Those fast runners completed a double steal, with Marisnick just getting his hand under Brett Lawrie's glove:

Clippard struck out George Springer, and the A's elected to walk Jed Lowrie with first base open to set up the double play. Evan Gattis came up, and hit a chin-level line drive out towards Sam Fuld in center:

Sam Fuld still had a chance to make a play, but he broke in when he should have broken out and lost all hope of at least holding Gattis to a sacrifice fly. Two runs scored on what should be, nine times out of 10, a pop fly. There was still plenty to be desired from the pitch calling, however (chart from Brooks Baseball):

Perhaps Vogt had "infield fly ball pitcher" stuck in his head or didn't trust himself to block a ball in the dirt with the bases loaded.

Clippard struck out the next two batters, but Luke Gregerson retired the A's quietly in the bottom of the ninth on six pitches to seal up Houston's first-ever sweep over Oakland.


The bullpen was quite good, especially in the middle innings. Fernando Abad retired his three batters on fly balls. Ryan Cook retired his three batters and showed great control, including rearing back to strike out Jed Lowrie with 96 MPH gas. Evan Scribner got into trouble on two ground ball singles but struck out Marwin Gonzalez to record the second out of the eighth inning before giving way to Tyler Clippard.

The offense took advantage of a stumbling Asher Wojciechowski. In the second, Ike Davis worked his ninth walk, and Josh Reddick tripled home Davis. Brett Lawrie hit a sacrifice fly to make it 2-0 in the early going. The A's tied it up at five with a four-hit fourth inning that knocked Wojciechowski out after the inning ended, and followed up with a seventh-inning run to take the 6-5 lead that the Astros snatched away in the ninth.

The A's did make a couple of good defensive plays. In the fifth, Ike Davis made a diving catch near the Astros bullpen fighting a bright sky and swirling winds. In the sixth, Craig Gentry showed his speed to make a sliding snowcone catch on a fly ball to left.

Bob Melvin also showed home plate umpire Quinn Wolcott that he was mad as hell and he wasn't going to take Wolcott's strike zone anymore. Gentry was called out on a terribly high pitch in the third inning, but Jason Castro drew a walk in the fourth that scored one batter later on Jake Marisnick's home run.

This was the second time Quinn Wolcott has tossed Bob Melvin at the Coliseum. The last time was on June 21, 2014 against the Boston Red Sox when I called him "wool-eared Wolcott."

Coming up
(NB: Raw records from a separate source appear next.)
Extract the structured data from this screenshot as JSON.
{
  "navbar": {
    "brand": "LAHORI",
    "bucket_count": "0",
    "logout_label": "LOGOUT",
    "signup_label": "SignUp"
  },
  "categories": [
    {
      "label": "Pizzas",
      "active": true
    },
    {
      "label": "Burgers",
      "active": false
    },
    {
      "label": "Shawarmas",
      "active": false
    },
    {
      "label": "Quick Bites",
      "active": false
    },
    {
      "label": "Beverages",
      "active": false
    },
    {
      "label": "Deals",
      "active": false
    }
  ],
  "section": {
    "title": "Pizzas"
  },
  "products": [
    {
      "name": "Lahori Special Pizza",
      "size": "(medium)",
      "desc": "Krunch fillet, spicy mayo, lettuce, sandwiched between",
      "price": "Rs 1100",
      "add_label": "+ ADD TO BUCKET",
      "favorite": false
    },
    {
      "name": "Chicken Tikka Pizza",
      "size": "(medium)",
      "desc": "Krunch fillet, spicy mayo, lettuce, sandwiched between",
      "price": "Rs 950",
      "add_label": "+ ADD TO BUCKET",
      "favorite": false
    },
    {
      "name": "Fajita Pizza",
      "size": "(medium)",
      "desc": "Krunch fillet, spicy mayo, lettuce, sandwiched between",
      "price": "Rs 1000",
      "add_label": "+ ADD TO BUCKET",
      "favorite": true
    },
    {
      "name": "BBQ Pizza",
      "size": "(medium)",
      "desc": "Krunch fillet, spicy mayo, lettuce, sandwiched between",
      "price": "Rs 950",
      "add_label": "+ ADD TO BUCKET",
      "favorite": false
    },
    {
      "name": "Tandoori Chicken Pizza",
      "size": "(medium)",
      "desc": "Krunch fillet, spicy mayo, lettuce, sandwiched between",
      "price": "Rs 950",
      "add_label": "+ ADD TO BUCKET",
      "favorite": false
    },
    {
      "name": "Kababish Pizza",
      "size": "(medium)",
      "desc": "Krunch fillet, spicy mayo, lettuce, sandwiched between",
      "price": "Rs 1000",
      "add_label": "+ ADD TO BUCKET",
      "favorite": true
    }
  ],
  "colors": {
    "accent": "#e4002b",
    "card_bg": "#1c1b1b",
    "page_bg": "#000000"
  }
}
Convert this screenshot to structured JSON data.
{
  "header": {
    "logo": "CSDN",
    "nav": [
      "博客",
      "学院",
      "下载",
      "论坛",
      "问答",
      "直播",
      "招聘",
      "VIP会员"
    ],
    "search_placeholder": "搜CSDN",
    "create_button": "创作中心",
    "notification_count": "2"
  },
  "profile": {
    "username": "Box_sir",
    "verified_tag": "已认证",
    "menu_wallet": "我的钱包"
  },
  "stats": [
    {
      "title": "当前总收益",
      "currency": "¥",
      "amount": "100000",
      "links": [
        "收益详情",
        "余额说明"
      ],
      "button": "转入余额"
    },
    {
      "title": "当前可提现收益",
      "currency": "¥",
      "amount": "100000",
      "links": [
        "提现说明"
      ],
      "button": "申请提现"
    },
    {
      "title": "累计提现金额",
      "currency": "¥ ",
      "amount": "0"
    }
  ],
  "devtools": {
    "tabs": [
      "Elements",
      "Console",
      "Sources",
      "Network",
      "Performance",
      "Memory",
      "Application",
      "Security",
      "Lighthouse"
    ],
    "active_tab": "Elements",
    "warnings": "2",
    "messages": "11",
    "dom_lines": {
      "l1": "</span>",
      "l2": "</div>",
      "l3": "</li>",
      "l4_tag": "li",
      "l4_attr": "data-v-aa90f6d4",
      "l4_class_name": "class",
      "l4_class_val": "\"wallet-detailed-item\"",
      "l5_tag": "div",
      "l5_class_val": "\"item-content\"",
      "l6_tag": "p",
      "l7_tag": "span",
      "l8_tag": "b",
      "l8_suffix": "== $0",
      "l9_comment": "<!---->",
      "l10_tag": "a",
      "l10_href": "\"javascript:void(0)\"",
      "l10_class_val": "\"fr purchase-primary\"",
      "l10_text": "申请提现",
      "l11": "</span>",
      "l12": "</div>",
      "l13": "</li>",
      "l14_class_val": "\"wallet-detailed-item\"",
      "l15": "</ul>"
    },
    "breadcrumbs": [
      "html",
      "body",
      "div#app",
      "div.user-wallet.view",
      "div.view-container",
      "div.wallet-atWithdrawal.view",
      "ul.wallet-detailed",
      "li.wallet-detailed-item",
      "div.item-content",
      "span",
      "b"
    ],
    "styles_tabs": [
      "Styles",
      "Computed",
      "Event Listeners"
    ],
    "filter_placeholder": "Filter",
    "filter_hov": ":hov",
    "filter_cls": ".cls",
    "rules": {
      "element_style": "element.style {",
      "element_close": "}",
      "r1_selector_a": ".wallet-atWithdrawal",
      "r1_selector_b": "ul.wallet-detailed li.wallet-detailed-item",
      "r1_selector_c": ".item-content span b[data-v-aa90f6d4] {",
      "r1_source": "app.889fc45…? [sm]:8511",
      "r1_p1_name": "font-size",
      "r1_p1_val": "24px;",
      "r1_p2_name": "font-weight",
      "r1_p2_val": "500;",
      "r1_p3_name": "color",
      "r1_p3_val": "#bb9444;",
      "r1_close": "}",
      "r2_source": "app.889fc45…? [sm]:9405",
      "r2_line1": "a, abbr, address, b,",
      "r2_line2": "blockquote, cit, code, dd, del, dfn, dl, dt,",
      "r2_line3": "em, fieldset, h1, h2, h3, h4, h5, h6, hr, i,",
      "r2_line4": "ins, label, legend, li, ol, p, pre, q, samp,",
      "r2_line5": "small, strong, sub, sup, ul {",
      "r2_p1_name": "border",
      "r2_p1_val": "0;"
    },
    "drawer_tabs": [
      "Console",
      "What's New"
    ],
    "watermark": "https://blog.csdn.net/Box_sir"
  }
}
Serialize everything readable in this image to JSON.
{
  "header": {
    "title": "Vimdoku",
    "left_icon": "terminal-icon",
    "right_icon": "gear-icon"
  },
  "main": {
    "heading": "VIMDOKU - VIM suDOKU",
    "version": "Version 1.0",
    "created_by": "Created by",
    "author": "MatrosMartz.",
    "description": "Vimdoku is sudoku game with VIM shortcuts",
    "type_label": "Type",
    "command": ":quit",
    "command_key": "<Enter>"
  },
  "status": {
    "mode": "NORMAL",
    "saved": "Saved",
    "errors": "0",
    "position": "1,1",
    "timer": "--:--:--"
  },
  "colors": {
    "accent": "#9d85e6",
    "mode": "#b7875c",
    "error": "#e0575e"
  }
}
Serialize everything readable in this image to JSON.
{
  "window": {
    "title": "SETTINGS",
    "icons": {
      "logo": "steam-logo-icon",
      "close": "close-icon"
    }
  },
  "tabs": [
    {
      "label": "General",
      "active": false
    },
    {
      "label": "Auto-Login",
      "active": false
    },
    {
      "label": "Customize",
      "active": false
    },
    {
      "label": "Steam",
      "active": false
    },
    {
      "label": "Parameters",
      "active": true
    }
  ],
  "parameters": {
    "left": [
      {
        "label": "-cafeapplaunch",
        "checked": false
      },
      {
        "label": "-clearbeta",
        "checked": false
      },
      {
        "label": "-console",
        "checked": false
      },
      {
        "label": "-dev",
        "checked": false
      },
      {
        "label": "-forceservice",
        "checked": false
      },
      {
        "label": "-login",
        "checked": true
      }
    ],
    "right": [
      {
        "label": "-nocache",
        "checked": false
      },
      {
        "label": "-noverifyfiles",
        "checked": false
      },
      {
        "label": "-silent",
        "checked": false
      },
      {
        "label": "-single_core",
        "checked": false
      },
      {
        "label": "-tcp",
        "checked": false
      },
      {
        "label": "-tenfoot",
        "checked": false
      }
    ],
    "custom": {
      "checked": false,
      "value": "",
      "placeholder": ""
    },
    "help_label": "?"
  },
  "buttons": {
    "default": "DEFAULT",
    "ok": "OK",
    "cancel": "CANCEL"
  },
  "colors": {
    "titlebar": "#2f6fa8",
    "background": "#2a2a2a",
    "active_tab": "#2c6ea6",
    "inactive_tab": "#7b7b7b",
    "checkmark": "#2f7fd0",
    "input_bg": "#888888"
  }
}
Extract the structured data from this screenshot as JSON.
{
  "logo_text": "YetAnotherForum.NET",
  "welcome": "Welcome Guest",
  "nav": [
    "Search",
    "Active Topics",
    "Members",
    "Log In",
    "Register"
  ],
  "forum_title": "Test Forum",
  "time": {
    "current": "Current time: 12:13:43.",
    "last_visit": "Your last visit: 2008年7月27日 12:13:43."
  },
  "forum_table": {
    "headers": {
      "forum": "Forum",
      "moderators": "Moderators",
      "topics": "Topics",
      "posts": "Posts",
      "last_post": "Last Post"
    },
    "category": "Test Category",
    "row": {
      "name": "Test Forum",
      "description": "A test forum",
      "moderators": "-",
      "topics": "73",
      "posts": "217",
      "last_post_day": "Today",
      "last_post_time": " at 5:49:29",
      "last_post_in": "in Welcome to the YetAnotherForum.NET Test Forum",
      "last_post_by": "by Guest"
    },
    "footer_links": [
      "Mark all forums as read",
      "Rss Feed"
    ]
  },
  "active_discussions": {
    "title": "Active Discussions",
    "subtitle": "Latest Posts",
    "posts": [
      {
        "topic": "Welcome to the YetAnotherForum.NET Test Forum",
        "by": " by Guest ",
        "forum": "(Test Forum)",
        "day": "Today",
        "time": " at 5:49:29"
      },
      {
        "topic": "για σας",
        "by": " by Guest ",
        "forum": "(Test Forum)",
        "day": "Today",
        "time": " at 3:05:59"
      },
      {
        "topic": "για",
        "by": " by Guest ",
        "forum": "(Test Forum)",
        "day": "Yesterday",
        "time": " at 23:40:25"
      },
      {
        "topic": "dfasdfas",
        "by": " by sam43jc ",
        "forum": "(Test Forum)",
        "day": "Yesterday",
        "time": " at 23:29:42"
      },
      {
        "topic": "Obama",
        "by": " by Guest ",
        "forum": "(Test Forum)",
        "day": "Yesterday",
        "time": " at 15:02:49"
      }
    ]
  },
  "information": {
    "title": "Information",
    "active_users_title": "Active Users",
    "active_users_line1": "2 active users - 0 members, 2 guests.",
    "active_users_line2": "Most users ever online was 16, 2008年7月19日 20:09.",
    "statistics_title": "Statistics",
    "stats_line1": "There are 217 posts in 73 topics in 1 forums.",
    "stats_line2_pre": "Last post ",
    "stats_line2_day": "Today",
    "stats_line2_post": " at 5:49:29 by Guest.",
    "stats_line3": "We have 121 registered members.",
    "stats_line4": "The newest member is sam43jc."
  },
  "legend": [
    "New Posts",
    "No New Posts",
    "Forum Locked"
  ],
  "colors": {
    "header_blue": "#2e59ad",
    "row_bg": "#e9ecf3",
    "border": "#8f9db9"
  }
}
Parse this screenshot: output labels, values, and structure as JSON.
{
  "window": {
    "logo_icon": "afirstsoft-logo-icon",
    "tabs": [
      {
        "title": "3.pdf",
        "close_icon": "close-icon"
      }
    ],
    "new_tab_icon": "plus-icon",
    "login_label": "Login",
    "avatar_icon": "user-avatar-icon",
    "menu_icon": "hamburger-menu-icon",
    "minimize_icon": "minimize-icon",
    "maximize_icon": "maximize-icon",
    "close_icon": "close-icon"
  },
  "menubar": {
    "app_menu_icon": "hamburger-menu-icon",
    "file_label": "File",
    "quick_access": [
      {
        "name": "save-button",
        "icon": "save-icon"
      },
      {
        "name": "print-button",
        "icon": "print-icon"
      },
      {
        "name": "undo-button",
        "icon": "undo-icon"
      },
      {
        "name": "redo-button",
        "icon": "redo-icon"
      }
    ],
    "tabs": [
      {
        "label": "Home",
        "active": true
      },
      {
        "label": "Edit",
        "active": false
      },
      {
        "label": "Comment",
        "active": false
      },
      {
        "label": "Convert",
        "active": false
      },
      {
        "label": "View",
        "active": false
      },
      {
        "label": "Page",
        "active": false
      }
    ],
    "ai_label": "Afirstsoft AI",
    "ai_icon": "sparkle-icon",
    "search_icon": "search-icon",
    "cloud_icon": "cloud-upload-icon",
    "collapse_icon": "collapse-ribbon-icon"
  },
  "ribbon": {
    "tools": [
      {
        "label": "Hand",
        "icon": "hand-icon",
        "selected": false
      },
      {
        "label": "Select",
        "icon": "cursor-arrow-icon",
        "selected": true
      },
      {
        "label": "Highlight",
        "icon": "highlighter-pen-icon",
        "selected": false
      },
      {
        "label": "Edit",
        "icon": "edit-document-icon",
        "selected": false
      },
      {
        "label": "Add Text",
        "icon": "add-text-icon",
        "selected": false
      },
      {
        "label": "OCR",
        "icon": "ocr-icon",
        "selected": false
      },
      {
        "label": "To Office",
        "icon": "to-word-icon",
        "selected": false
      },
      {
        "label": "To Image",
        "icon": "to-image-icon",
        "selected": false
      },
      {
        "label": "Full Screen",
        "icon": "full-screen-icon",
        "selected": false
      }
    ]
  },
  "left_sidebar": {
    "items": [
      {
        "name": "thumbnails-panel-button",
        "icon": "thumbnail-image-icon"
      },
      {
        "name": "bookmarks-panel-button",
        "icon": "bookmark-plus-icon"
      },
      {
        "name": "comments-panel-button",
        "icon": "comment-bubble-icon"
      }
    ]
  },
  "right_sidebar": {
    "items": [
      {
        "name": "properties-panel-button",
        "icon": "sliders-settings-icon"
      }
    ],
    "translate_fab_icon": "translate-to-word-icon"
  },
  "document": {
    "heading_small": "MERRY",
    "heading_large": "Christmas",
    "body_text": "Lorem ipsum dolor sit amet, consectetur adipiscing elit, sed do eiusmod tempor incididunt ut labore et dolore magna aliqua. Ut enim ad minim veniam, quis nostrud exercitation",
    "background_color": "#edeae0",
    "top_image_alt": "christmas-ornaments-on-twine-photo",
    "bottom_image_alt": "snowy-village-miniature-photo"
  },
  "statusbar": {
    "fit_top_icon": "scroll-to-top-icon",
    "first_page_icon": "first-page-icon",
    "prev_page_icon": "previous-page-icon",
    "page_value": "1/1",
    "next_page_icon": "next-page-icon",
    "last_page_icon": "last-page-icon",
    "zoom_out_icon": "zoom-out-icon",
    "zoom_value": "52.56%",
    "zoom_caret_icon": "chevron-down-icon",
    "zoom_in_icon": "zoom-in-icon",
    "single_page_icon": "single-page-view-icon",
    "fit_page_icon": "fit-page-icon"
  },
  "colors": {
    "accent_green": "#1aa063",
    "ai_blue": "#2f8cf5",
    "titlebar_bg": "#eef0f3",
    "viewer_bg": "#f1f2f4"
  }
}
The A's will take what seems to be a much-needed off day on Monday before finishing their six-game homestand with three against the Los Angeles Angels. But today it's the American League West leading Houston Astros 7, and the third place Oakland Athletics 6.